Assistant Minister for Mental Health and Suicide Prevention, speech at the 67th Commission on Narcotic Drugs, Vienna, Austria – 14 March 2024

Read Assistant Minister McBride's speech to the 67th Commission on Narcotic Drugs side event titled 'On the road to 2029: How to accelerate our efforts to ensure safe access to essential controlled medicines for all patients in need while ensuring rational use and preventing diversion’.

The Hon Emma McBride MP
Assistant Minister for Mental Health and Suicide Prevention
Assistant Minister Rural and Regional Health

Media event date:
Date published:
Media type:
General public

Thank you, Deputy Prime Minister (De Sutter), and thank you to all the speakers who we have had the privilege of hearing from today.

My name is Emma McBride, and I am Australia’s Assistant Minister for Mental Health and Suicide Prevention, and the Assistant Minister for Rural and Regional Health.

The breadth of information covered, and diverse experiences shared this afternoon have highlighted the complexities in ensuring and promoting access to and availability of controlled substances for medical and scientific purposes, particularly for the relief of pain.

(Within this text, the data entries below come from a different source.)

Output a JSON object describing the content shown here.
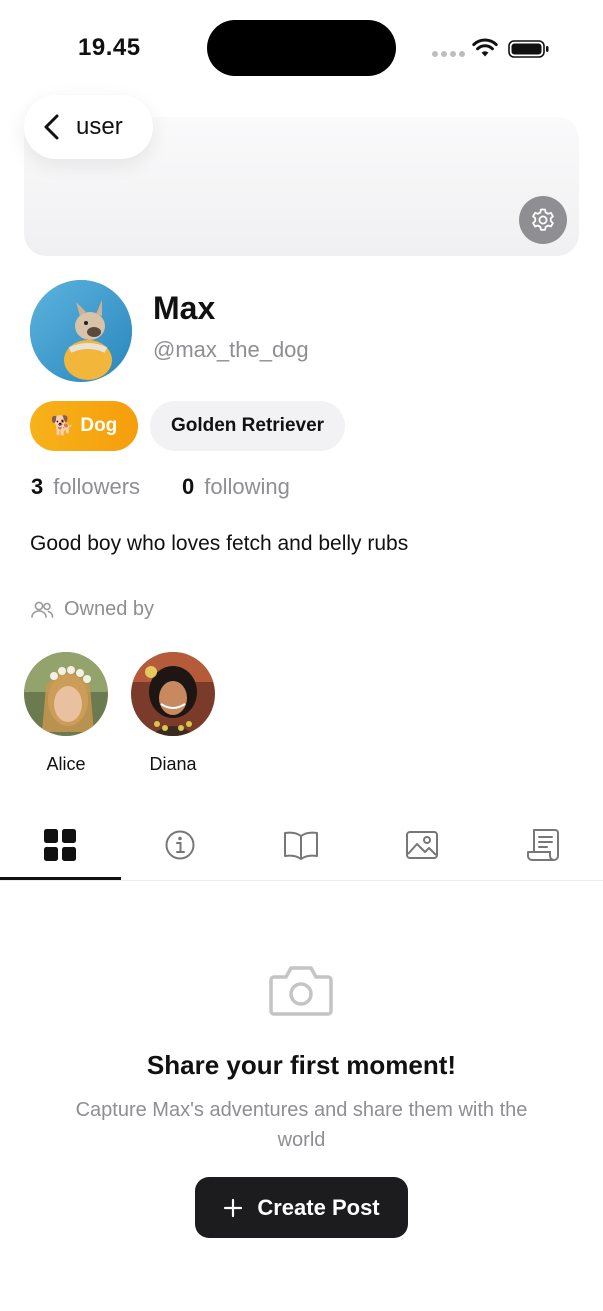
{
  "status_bar": {
    "time": "19.45"
  },
  "header": {
    "back_label": "user"
  },
  "profile": {
    "name": "Max",
    "handle": "@max_the_dog",
    "species_tag": "Dog",
    "species_emoji": "🐕",
    "breed_tag": "Golden Retriever",
    "followers_count": "3",
    "followers_label": "followers",
    "following_count": "0",
    "following_label": "following",
    "bio": "Good boy who loves fetch and belly rubs"
  },
  "owners": {
    "heading": "Owned by",
    "list": [
      {
        "name": "Alice"
      },
      {
        "name": "Diana"
      }
    ]
  },
  "tabs": [
    {
      "icon": "grid-icon",
      "active": true
    },
    {
      "icon": "info-icon",
      "active": false
    },
    {
      "icon": "book-icon",
      "active": false
    },
    {
      "icon": "photo-icon",
      "active": false
    },
    {
      "icon": "receipt-icon",
      "active": false
    }
  ],
  "empty_state": {
    "icon": "camera-icon",
    "title": "Share your first moment!",
    "subtitle": "Capture Max's adventures and share them with the world",
    "button_label": "Create Post"
  },
  "colors": {
    "accent_dog_tag": "#f5a70f",
    "button_dark": "#1c1c1e",
    "muted_text": "#8e8e93"
  }
}
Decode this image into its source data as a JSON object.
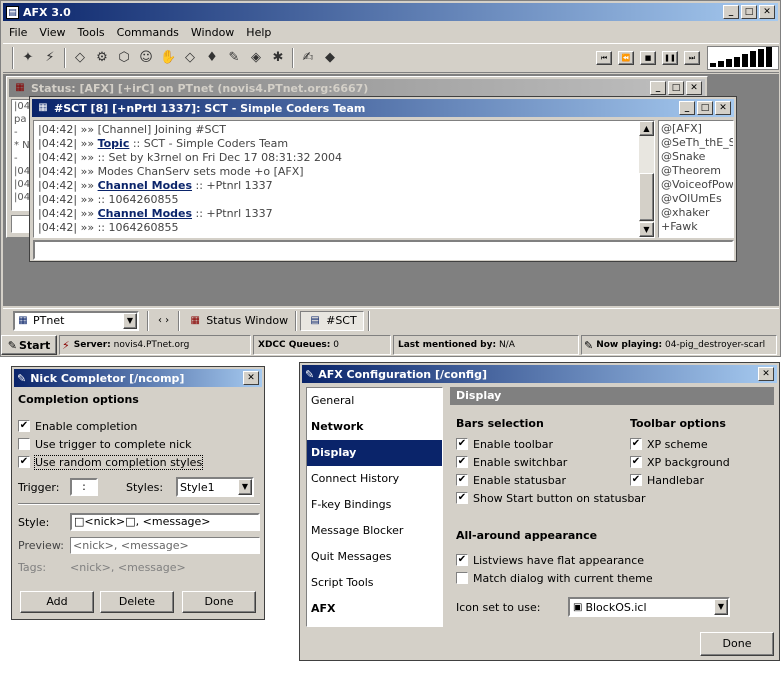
{
  "app": {
    "title": "AFX 3.0"
  },
  "menu": [
    "File",
    "View",
    "Tools",
    "Commands",
    "Window",
    "Help"
  ],
  "toolbar": {
    "icons": [
      "connect-icon",
      "disconnect-icon",
      "channel-icon",
      "query-icon",
      "dcc-icon",
      "folder-icon",
      "hand-icon",
      "ignore-icon",
      "away-icon",
      "script-icon",
      "log-icon",
      "settings-icon",
      "notepad-icon",
      "font-icon"
    ],
    "media_icons": [
      "prev-icon",
      "rewind-icon",
      "stop-icon",
      "pause-icon",
      "next-icon"
    ]
  },
  "status_window": {
    "title": "Status: [AFX] [+irC] on PTnet (novis4.PTnet.org:6667)",
    "lines": [
      "|04",
      "pa",
      "-",
      "* N",
      "-",
      "|04",
      "|04",
      "|04"
    ]
  },
  "channel_window": {
    "title": "#SCT [8] [+nPrtl 1337]: SCT - Simple Coders Team",
    "lines": [
      {
        "ts": "|04:42| »»",
        "text": "[Channel]  Joining #SCT",
        "link": ""
      },
      {
        "ts": "|04:42| »»",
        "link": "Topic",
        "text": ":: SCT - Simple Coders Team"
      },
      {
        "ts": "|04:42| »»",
        "text": ":: Set by  k3rnel on Fri Dec 17 08:31:32 2004",
        "link": ""
      },
      {
        "ts": "|04:42| »»",
        "text": "Modes  ChanServ sets mode  +o [AFX]",
        "link": ""
      },
      {
        "ts": "|04:42| »»",
        "link": "Channel Modes",
        "text": ":: +Ptnrl 1337"
      },
      {
        "ts": "|04:42| »»",
        "text": ":: 1064260855",
        "link": ""
      },
      {
        "ts": "|04:42| »»",
        "link": "Channel Modes",
        "text": ":: +Ptnrl 1337"
      },
      {
        "ts": "|04:42| »»",
        "text": ":: 1064260855",
        "link": ""
      }
    ],
    "nicks": [
      "@[AFX]",
      "@SeTh_thE_S",
      "@Snake",
      "@Theorem",
      "@VoiceofPowe",
      "@vOlUmEs",
      "@xhaker",
      "+Fawk"
    ]
  },
  "switchbar": {
    "network": "PTnet",
    "items": [
      "Status Window",
      "#SCT"
    ]
  },
  "statusbar": {
    "start": "Start",
    "server_label": "Server:",
    "server": "novis4.PTnet.org",
    "xdcc_label": "XDCC Queues:",
    "xdcc": "0",
    "mentioned_label": "Last mentioned by:",
    "mentioned": "N/A",
    "playing_label": "Now playing:",
    "playing": "04-pig_destroyer-scarl"
  },
  "nick_completor": {
    "title": "Nick Completor [/ncomp]",
    "section": "Completion options",
    "options": [
      {
        "label": "Enable completion",
        "checked": "✔"
      },
      {
        "label": "Use trigger to complete nick",
        "checked": ""
      },
      {
        "label": "Use random completion styles",
        "checked": "✔"
      }
    ],
    "trigger_label": "Trigger:",
    "trigger": ":",
    "styles_label": "Styles:",
    "style_selected": "Style1",
    "style_label": "Style:",
    "style_value": "□<nick>□, <message>",
    "preview_label": "Preview:",
    "preview": "<nick>, <message>",
    "tags_label": "Tags:",
    "tags": "<nick>, <message>",
    "buttons": {
      "add": "Add",
      "delete": "Delete",
      "done": "Done"
    }
  },
  "config": {
    "title": "AFX Configuration [/config]",
    "nav": [
      {
        "label": "General",
        "bold": false
      },
      {
        "label": "Network",
        "bold": true
      },
      {
        "label": "Display",
        "bold": true
      },
      {
        "label": "Connect History",
        "bold": false
      },
      {
        "label": "F-key Bindings",
        "bold": false
      },
      {
        "label": "Message Blocker",
        "bold": false
      },
      {
        "label": "Quit Messages",
        "bold": false
      },
      {
        "label": "Script Tools",
        "bold": false
      },
      {
        "label": "AFX",
        "bold": true
      }
    ],
    "selected": "Display",
    "header": "Display",
    "bars_title": "Bars selection",
    "bars": [
      {
        "label": "Enable toolbar",
        "checked": "✔"
      },
      {
        "label": "Enable switchbar",
        "checked": "✔"
      },
      {
        "label": "Enable statusbar",
        "checked": "✔"
      },
      {
        "label": "Show Start button on statusbar",
        "checked": "✔"
      }
    ],
    "toolbar_title": "Toolbar options",
    "toolbar_opts": [
      {
        "label": "XP scheme",
        "checked": "✔"
      },
      {
        "label": "XP background",
        "checked": "✔"
      },
      {
        "label": "Handlebar",
        "checked": "✔"
      }
    ],
    "appearance_title": "All-around appearance",
    "appearance": [
      {
        "label": "Listviews have flat appearance",
        "checked": "✔"
      },
      {
        "label": "Match dialog with current theme",
        "checked": ""
      }
    ],
    "iconset_label": "Icon set to use:",
    "iconset": "BlockOS.icl",
    "done": "Done"
  },
  "colors": {
    "titlebar": "#0a246a",
    "face": "#d4d0c8",
    "workspace": "#808080",
    "selected": "#0a246a"
  }
}
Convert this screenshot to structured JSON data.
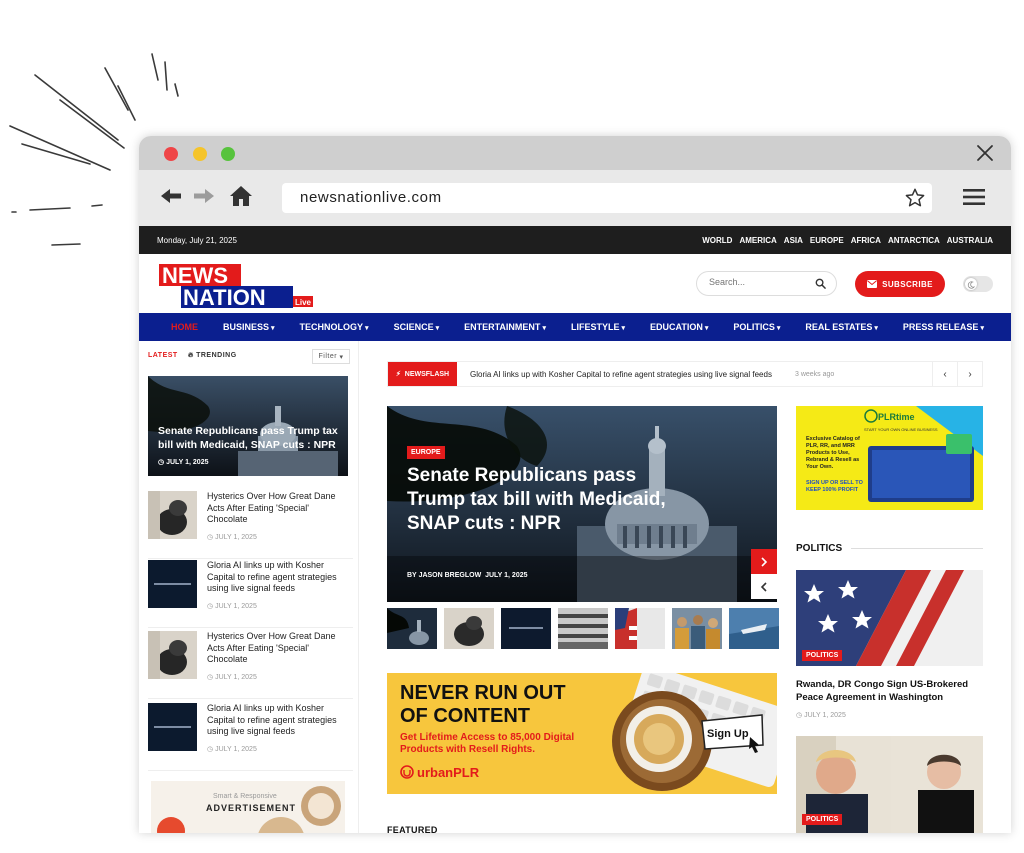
{
  "browser": {
    "url": "newsnationlive.com"
  },
  "site": {
    "date": "Monday, July 21, 2025",
    "regions": [
      "WORLD",
      "AMERICA",
      "ASIA",
      "EUROPE",
      "AFRICA",
      "ANTARCTICA",
      "AUSTRALIA"
    ],
    "logo": {
      "line1": "NEWS",
      "line2": "NATION",
      "badge": "Live"
    },
    "search_placeholder": "Search...",
    "subscribe_label": "SUBSCRIBE",
    "nav": [
      {
        "label": "HOME",
        "has_menu": false
      },
      {
        "label": "BUSINESS",
        "has_menu": true
      },
      {
        "label": "TECHNOLOGY",
        "has_menu": true
      },
      {
        "label": "SCIENCE",
        "has_menu": true
      },
      {
        "label": "ENTERTAINMENT",
        "has_menu": true
      },
      {
        "label": "LIFESTYLE",
        "has_menu": true
      },
      {
        "label": "EDUCATION",
        "has_menu": true
      },
      {
        "label": "POLITICS",
        "has_menu": true
      },
      {
        "label": "REAL ESTATES",
        "has_menu": true
      },
      {
        "label": "PRESS RELEASE",
        "has_menu": true
      }
    ]
  },
  "sidebar": {
    "tab_latest": "LATEST",
    "tab_trending": "TRENDING",
    "filter_label": "Filter",
    "hero": {
      "title": "Senate Republicans pass Trump tax bill with Medicaid, SNAP cuts : NPR",
      "date": "JULY 1, 2025"
    },
    "items": [
      {
        "title": "Hysterics Over How Great Dane Acts After Eating 'Special' Chocolate",
        "date": "JULY 1, 2025",
        "thumb": "dog"
      },
      {
        "title": "Gloria AI links up with Kosher Capital to refine agent strategies using live signal feeds",
        "date": "JULY 1, 2025",
        "thumb": "dark"
      },
      {
        "title": "Hysterics Over How Great Dane Acts After Eating 'Special' Chocolate",
        "date": "JULY 1, 2025",
        "thumb": "dog"
      },
      {
        "title": "Gloria AI links up with Kosher Capital to refine agent strategies using live signal feeds",
        "date": "JULY 1, 2025",
        "thumb": "dark"
      }
    ],
    "ad": {
      "small": "Smart & Responsive",
      "big": "ADVERTISEMENT"
    }
  },
  "main": {
    "newsflash_label": "NEWSFLASH",
    "newsflash_text": "Gloria AI links up with Kosher Capital to refine agent strategies using live signal feeds",
    "newsflash_ago": "3 weeks ago",
    "hero": {
      "category": "EUROPE",
      "title": "Senate Republicans pass Trump tax bill with Medicaid, SNAP cuts : NPR",
      "byline_prefix": "BY",
      "author": "JASON BREGLOW",
      "date": "JULY 1, 2025"
    },
    "thumbs": [
      "capitol",
      "dog",
      "dark",
      "building",
      "flag",
      "crowd",
      "boat"
    ],
    "ad": {
      "headline": "NEVER RUN OUT OF CONTENT",
      "sub": "Get Lifetime Access to 85,000 Digital Products with Resell Rights.",
      "brand": "urbanPLR",
      "cta": "Sign Up"
    },
    "featured_label": "FEATURED"
  },
  "right": {
    "ad": {
      "brand": "PLRtime",
      "tag": "START YOUR OWN ONLINE BUSINESS",
      "body": "Exclusive Catalog of PLR, RR, and MRR Products to Use, Rebrand & Resell as Your Own.",
      "cta": "SIGN UP OR SELL TO KEEP 100% PROFIT"
    },
    "section": "POLITICS",
    "articles": [
      {
        "category": "POLITICS",
        "title": "Rwanda, DR Congo Sign US-Brokered Peace Agreement in Washington",
        "date": "JULY 1, 2025"
      },
      {
        "category": "POLITICS"
      }
    ]
  },
  "colors": {
    "brand_red": "#e31b1b",
    "nav_blue": "#0b1f8f",
    "topbar": "#1e1e1e",
    "ad_yellow": "#f7c63d"
  }
}
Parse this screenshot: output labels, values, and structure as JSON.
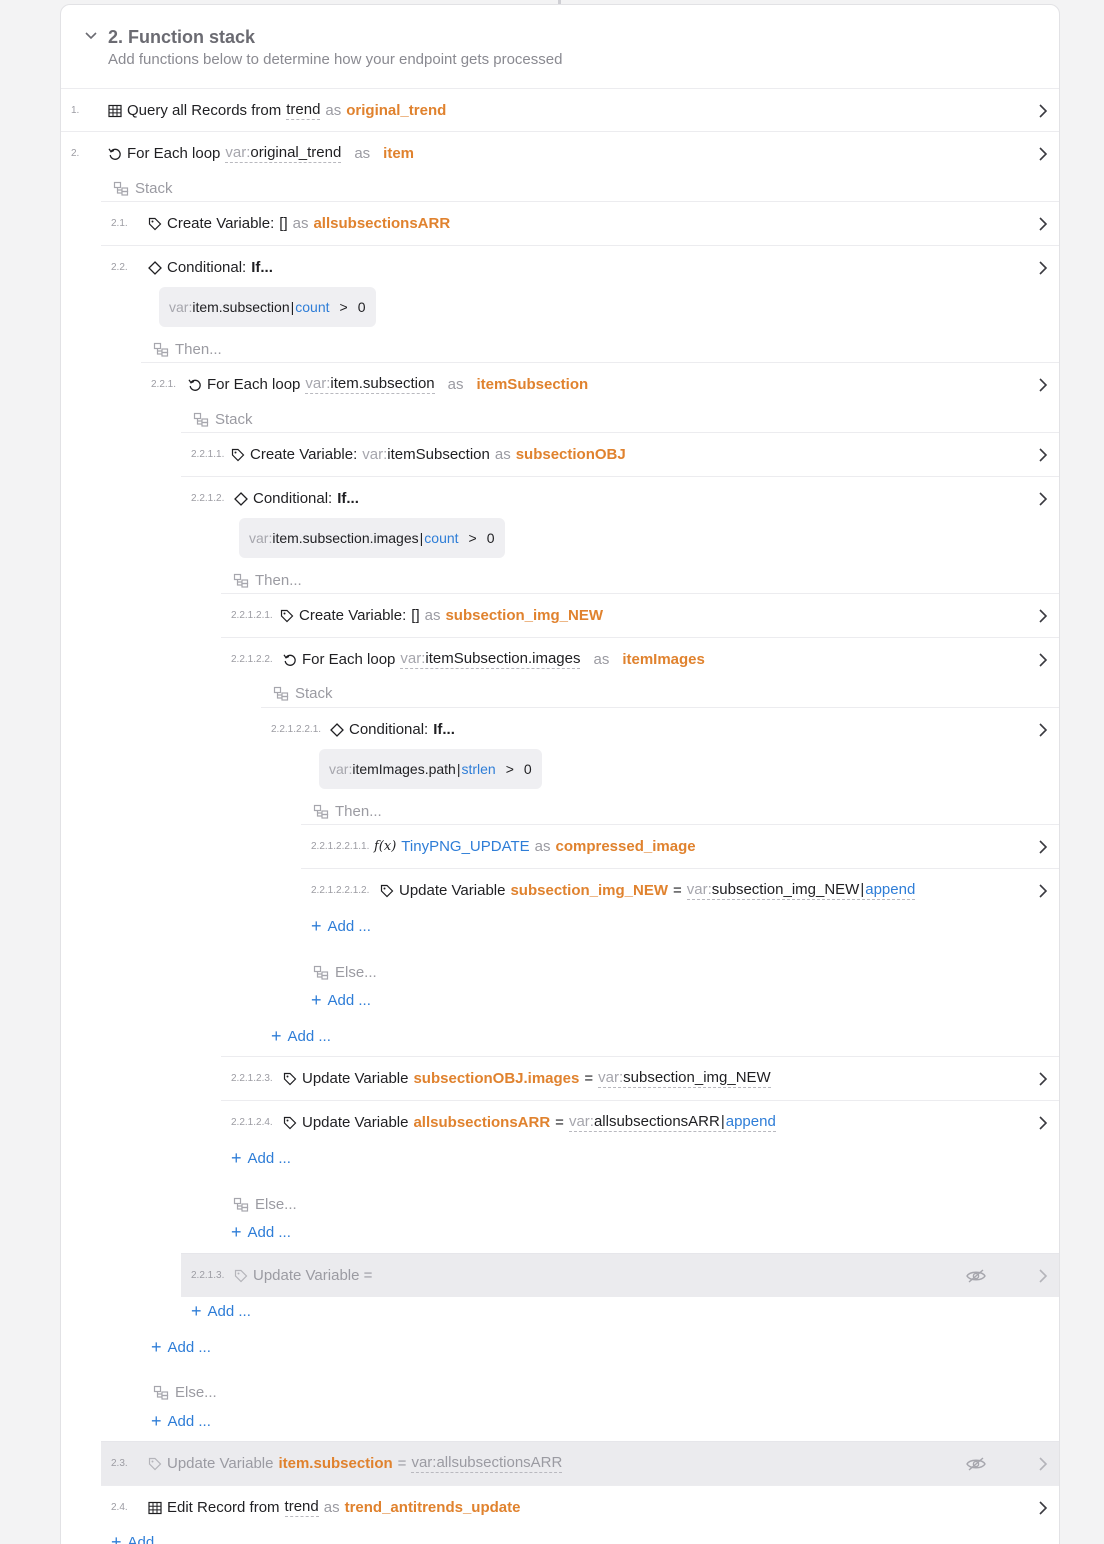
{
  "section": {
    "title": "2. Function stack",
    "subtitle": "Add functions below to determine how your endpoint gets processed"
  },
  "words": {
    "as": "as",
    "var": "var:",
    "stack": "Stack",
    "then": "Then...",
    "else": "Else...",
    "add": "Add ...",
    "if": "If...",
    "conditional": "Conditional:",
    "for_each": "For Each loop",
    "create_variable": "Create Variable:",
    "update_variable": "Update Variable",
    "eq": "=",
    "gt": ">",
    "count": "count",
    "strlen": "strlen",
    "append": "append",
    "empty_arr": "[]"
  },
  "rows": {
    "r1": {
      "num": "1.",
      "lead": "Query all Records from",
      "table": "trend",
      "alias": "original_trend"
    },
    "r2": {
      "num": "2.",
      "source": "original_trend",
      "alias": "item"
    },
    "r2_1": {
      "num": "2.1.",
      "alias": "allsubsectionsARR"
    },
    "r2_2": {
      "num": "2.2.",
      "cond_var": "item.subsection",
      "cond_val": "0"
    },
    "r2_2_1": {
      "num": "2.2.1.",
      "source": "item.subsection",
      "alias": "itemSubsection"
    },
    "r2_2_1_1": {
      "num": "2.2.1.1.",
      "source": "itemSubsection",
      "alias": "subsectionOBJ"
    },
    "r2_2_1_2": {
      "num": "2.2.1.2.",
      "cond_var": "item.subsection.images",
      "cond_val": "0"
    },
    "r2_2_1_2_1": {
      "num": "2.2.1.2.1.",
      "alias": "subsection_img_NEW"
    },
    "r2_2_1_2_2": {
      "num": "2.2.1.2.2.",
      "source": "itemSubsection.images",
      "alias": "itemImages"
    },
    "r2_2_1_2_2_1": {
      "num": "2.2.1.2.2.1.",
      "cond_var": "itemImages.path",
      "cond_val": "0"
    },
    "r2_2_1_2_2_1_1": {
      "num": "2.2.1.2.2.1.1.",
      "func": "TinyPNG_UPDATE",
      "alias": "compressed_image"
    },
    "r2_2_1_2_2_1_2": {
      "num": "2.2.1.2.2.1.2.",
      "target": "subsection_img_NEW",
      "source": "subsection_img_NEW"
    },
    "r2_2_1_2_3": {
      "num": "2.2.1.2.3.",
      "target": "subsectionOBJ.images",
      "source": "subsection_img_NEW"
    },
    "r2_2_1_2_4": {
      "num": "2.2.1.2.4.",
      "target": "allsubsectionsARR",
      "source": "allsubsectionsARR"
    },
    "r2_2_1_3": {
      "num": "2.2.1.3.",
      "label": "Update Variable ="
    },
    "r2_3": {
      "num": "2.3.",
      "target": "item.subsection",
      "source": "allsubsectionsARR"
    },
    "r2_4": {
      "num": "2.4.",
      "lead": "Edit Record from",
      "table": "trend",
      "alias": "trend_antitrends_update"
    }
  },
  "footer_add": "Add",
  "colors": {
    "accent_orange": "#e0822e",
    "link_blue": "#2e7dd7",
    "muted": "#9b9ba2"
  }
}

The 2023 World Drug Report once again highlighted the stark inequalities in access to and availability of controlled medicines for pain relief on a global scale.

Despite being embedded in the 2030 Agenda for Sustainable Development under target 3.8 on achieving universal health coverage:

  • 86% of the world’s population lives without adequate access to pharmaceutical opioids for pain relief and care, and 
  • there is a 40-fold difference in the availability of opioids per capita for pain management and palliative care between high-income countries and low- and middle-income countries.  

I also make the point that even in high-income countries, inequity can lead to reduced access, including in palliative care, where patients may go without adequate access to vital pain relief medication.

World Health Organization reports have determined that health inequality reflects gender inequality more broadly – it disproportionately affects women and girls. 

If affects women and girls, particularly in low- and middle-income countries, as they have reduced access to controlled medicines in comparison to their male counterparts.

Furthermore, other populations that are disproportionally affected by lower literacy rates, have inadequate access to health information and health services, and who more frequently experience stigma and discrimination, also experience reduced access to the pain relief medication in times of need.

These inequalities are unacceptable, particularly given the universal recognition of the necessity of narcotic drugs and psychotropic substances for the relief of pain being a key factor in protecting the dignity of all people.

In addition, its importance in the right of individuals to access the highest attainable standard of physical and mental health through the timely provision of affordable, safe and effective controlled medicines, as well as prevention, treatment and care more broadly.

This issue can be considered and addressed in some part at all levels – local, domestic, regional, and international.

Issues of access and availability have a place on all policy agendas, and can and should take various forms, if we are to honour and act on the commitments we make to not leaving anyone behind, and particularly assisting those most in need.

Recognising the urgent need for action in the global south, including South-East Asia and the Pacific, Australia has been proud to support the UNODC, World Health Organization and Union for International Cancer Control’s Joint Global Programme in recent years, currently being implemented in Timor Leste, Fiji and Indonesia following a successful pilot in Ghana.

The program works to deliver effective evidence-based interventions that address country-specific challenges, barriers and gaps.

Whether through legal or regulatory processes, building knowledge and capacity of local healthcare workers, or conducting educational or awareness-raising activities to better understand, adapt to or change social and cultural norms, what’s important is that they are place-based and locally driven.

Australia encourages the global community to consider public health and human rights-based approaches as we strive for innovative responses in identifying, addressing and overcoming barriers and inequalities regarding access to controlled medicines.

We look forward to working in collaboration with other member states, international organisations, civil society, academia, the scientific community and affected communities in doing so.

To conclude, I would like to acknowledge and extend my thanks to Belgium for their longstanding commitment to addressing the complex factors that influence the access to and availability of controlled medicines for those in need.

Australia has welcomed the opportunity to partner with Belgium on a number of initiatives and activities, and looks forward to engaging constructively as their leadership extends to an important resolution at CND67 on ‘Improving the access to and availability of controlled substances for medical purposes, including for the treatment of children in pain, through the promotion of awareness raising, training, and data collection’. 

This comes at an opportune time as we commit to turning our attention to how our efforts to address this persistent challenge can not only continue, but be enhanced, in the next five years and beyond.

Thank you for the opportunity to contribute to today’s event, and we look forward to working together so the global community can have more equitable access to controlled medicines, and greater equity in opportunity to attain their highest level of health and wellbeing.

Thank you.


Help us improve

If you would like a response please use the enquiries form instead.